To save an encrypted file with your API key using the Windows DPAPI, run this PowerShell:

(Get-Credential API-key -Message 'Enter your API key as the password').Password |
    ConvertFrom-SecureString |Out-File ./.apikey utf8

Once your tests pass and you are ready to publish, close all PowerShell sessions, then start a new one and run this PowerShell:

$ModuleName = Resolve-Path ./src/* |Split-Path -Leaf
Import-LocalizedData module -BaseDirectory (Resolve-Path ./src/*) -FileName "$ModuleName.psd1"
$err = 'Module manifest (.psd1) version does not match project (.fsproj) version.'
if($module.ModuleVersion -ne (Select-Xml '//Version/text()' (Resolve-Path ./src/*/*.fsproj)).Node.Value){throw $err}
dotnet publish -c Release
cp (Resolve-Path ./src/*/bin/Release/*/publish/FSharp.Core.dll) (Resolve-Path ./src/*/bin/Release/*/) -vb
rm (Resolve-Path ./src/*/bin/Release/*/) -Recurse -Force -vb
$installpath = Join-Path ($env:PSModulePath -split ';' -like '*\Users\*') $ModuleName -add $module.ModuleVersion
cp (Resolve-Path ./src/*/bin/Release/*/*) $installpath -vb
Import-Module $ModuleName
$key = (New-Object PSCredential apikey,
    (Get-Content ./.apikey |ConvertTo-SecureString)).GetNetworkCredential().Password
Publish-Module -Name $ModuleName -NuGetApiKey $key

To make all this automatic when you run dotnet publish -c Release, add this to your .fsproj file.

    <PSModulePath Include="$(PSModulePath)" Exclude="C:\Program Files\**;C:\Windows\**" />

  <Target Name="PublishModule" DependsOnTargets="Publish" Condition="'$(Configuration)' == 'Release'">
    <RemoveDir Directories="@(PSModulePath->'%(FullPath)\$(MSBuildProjectName)')" />
    <Copy SourceFiles="$(OutputPath)\publish\FSharp.Core.dll" DestinationFolder="$(OutputPath)" />
    <ItemGroup><ModuleFiles Include="$(OutputPath)\*" /></ItemGroup>
    <Copy SourceFiles="@(ModuleFiles)" DestinationFolder="@(PSModulePath->'%(FullPath)\$(MSBuildProjectName)\$(Version)')" />
    <Error Text="To publish, first run: (Get-Credential API-key -Message &#x27;Enter your API key&#x27;).Password |ConvertFrom-SecureString |Out-File .\.apikey utf8"
      Condition="!Exists('..\..\.apikey')" />
    <Exec Command='pwsh -nol -noni -nop -c "&amp; { (New-Object PSCredential apikey,(Get-Content ..\..\.apikey |ConvertTo-SecureString)).GetNetworkCredential().Password }"'
      ConsoleToMSBuild="true" IgnoreExitCode="true" IgnoreStandardErrorWarningFormat="true" Condition="Exists('..\..\.apikey')">
      <Output TaskParameter="ConsoleOutput" PropertyName="ApiKey" />
    <Exec Command='pwsh -nol -noni -nop -c "&amp; { Import-Module $(MSBuildProjectName); Publish-Module -Name $(MSBuildProjectName) -NuGetApiKey $(ApiKey) }"'
      IgnoreExitCode="true" IgnoreStandardErrorWarningFormat="true" Condition="Exists('..\..\.apikey')" />

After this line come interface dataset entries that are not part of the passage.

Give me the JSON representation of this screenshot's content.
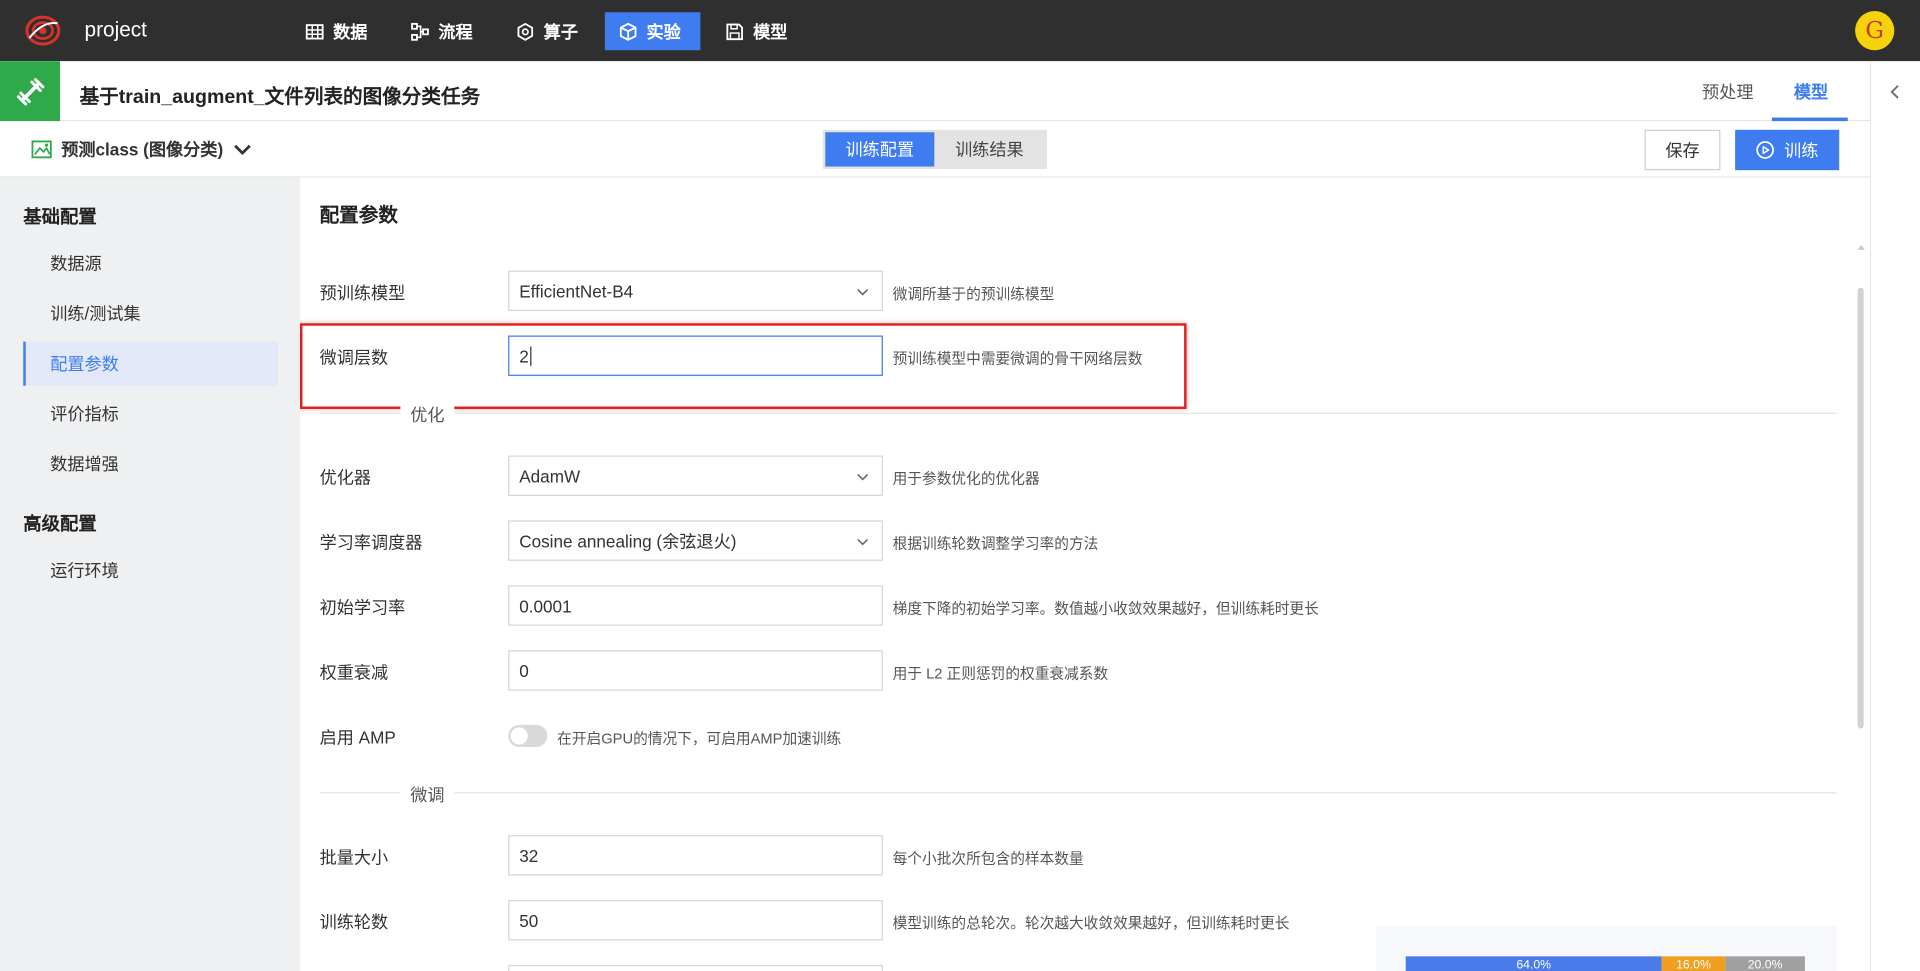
{
  "app": {
    "project_name": "project",
    "avatar_letter": "G"
  },
  "nav": [
    {
      "label": "数据",
      "icon": "table-icon",
      "active": false
    },
    {
      "label": "流程",
      "icon": "flow-icon",
      "active": false
    },
    {
      "label": "算子",
      "icon": "operator-icon",
      "active": false
    },
    {
      "label": "实验",
      "icon": "cube-icon",
      "active": true
    },
    {
      "label": "模型",
      "icon": "save-icon",
      "active": false
    }
  ],
  "header": {
    "title": "基于train_augment_文件列表的图像分类任务",
    "tabs": [
      {
        "label": "预处理",
        "active": false
      },
      {
        "label": "模型",
        "active": true
      }
    ]
  },
  "toolbar": {
    "model_select": "预测class (图像分类)",
    "segments": [
      {
        "label": "训练配置",
        "active": true
      },
      {
        "label": "训练结果",
        "active": false
      }
    ],
    "save_label": "保存",
    "train_label": "训练"
  },
  "sidebar": {
    "groups": [
      {
        "title": "基础配置",
        "items": [
          {
            "label": "数据源",
            "active": false
          },
          {
            "label": "训练/测试集",
            "active": false
          },
          {
            "label": "配置参数",
            "active": true
          },
          {
            "label": "评价指标",
            "active": false
          },
          {
            "label": "数据增强",
            "active": false
          }
        ]
      },
      {
        "title": "高级配置",
        "items": [
          {
            "label": "运行环境",
            "active": false
          }
        ]
      }
    ]
  },
  "main": {
    "section_title": "配置参数",
    "rows": {
      "pretrained": {
        "label": "预训练模型",
        "value": "EfficientNet-B4",
        "hint": "微调所基于的预训练模型"
      },
      "finetune_layers": {
        "label": "微调层数",
        "value": "2",
        "hint": "预训练模型中需要微调的骨干网络层数"
      },
      "optimizer": {
        "label": "优化器",
        "value": "AdamW",
        "hint": "用于参数优化的优化器"
      },
      "scheduler": {
        "label": "学习率调度器",
        "value": "Cosine annealing (余弦退火)",
        "hint": "根据训练轮数调整学习率的方法"
      },
      "lr": {
        "label": "初始学习率",
        "value": "0.0001",
        "hint": "梯度下降的初始学习率。数值越小收敛效果越好，但训练耗时更长"
      },
      "weight_decay": {
        "label": "权重衰减",
        "value": "0",
        "hint": "用于 L2 正则惩罚的权重衰减系数"
      },
      "amp": {
        "label": "启用 AMP",
        "enabled": false,
        "hint": "在开启GPU的情况下，可启用AMP加速训练"
      },
      "batch_size": {
        "label": "批量大小",
        "value": "32",
        "hint": "每个小批次所包含的样本数量"
      },
      "epochs": {
        "label": "训练轮数",
        "value": "50",
        "hint": "模型训练的总轮次。轮次越大收敛效果越好，但训练耗时更长"
      }
    },
    "dividers": {
      "optimize": "优化",
      "finetune": "微调"
    }
  },
  "split_preview": {
    "segments": [
      {
        "label": "64.0%",
        "fraction": 0.64,
        "color": "#4a7be8"
      },
      {
        "label": "16.0%",
        "fraction": 0.16,
        "color": "#f0a020"
      },
      {
        "label": "20.0%",
        "fraction": 0.2,
        "color": "#a0a0a0"
      }
    ]
  },
  "colors": {
    "accent": "#3e7cf0",
    "topbar": "#2f2f2f",
    "brand_green": "#2eaa4a",
    "highlight": "#e0201c"
  }
}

Future Development

As you change your cmdlets, be sure to add or modify your tests, update your documentation, and increment your version numbers (keep those versions in your module manifest (.psd1) and project (.fsproj) in sync). Keep the list of exported cmdlets, functions, and variables up to date in your manifest. Make sure the tags in your manifest continue to accurately reflect the functionality of your module, too.

You might want to refine that icon over time, too.

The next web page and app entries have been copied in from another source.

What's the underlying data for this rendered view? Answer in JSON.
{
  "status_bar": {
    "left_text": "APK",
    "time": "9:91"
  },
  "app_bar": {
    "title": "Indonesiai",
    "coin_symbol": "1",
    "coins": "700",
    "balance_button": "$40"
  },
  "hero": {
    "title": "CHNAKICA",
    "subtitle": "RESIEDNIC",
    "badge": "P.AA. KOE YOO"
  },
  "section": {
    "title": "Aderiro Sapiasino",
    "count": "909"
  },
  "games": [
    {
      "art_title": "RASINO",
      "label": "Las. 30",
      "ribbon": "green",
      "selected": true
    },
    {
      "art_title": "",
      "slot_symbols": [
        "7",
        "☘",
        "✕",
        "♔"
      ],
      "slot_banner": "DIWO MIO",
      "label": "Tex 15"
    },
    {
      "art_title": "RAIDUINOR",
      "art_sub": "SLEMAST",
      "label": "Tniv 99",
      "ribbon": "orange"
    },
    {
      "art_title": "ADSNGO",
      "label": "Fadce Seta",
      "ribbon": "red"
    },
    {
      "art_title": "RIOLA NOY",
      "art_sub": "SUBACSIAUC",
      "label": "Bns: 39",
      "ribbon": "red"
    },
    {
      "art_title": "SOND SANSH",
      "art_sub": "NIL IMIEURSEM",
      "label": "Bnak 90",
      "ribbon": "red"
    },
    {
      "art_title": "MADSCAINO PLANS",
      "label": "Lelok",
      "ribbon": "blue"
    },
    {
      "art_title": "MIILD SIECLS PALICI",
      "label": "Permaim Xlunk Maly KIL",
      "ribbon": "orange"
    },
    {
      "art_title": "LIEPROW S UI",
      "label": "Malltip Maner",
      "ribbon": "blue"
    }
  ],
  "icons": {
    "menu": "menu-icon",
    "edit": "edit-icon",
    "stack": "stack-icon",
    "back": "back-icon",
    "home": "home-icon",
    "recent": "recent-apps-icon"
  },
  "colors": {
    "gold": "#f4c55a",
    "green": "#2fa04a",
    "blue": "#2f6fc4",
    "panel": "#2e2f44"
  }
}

HTH :)

See also A .NET Core/Standard Versioning Odyssey describes my process for one very difficult part of that module.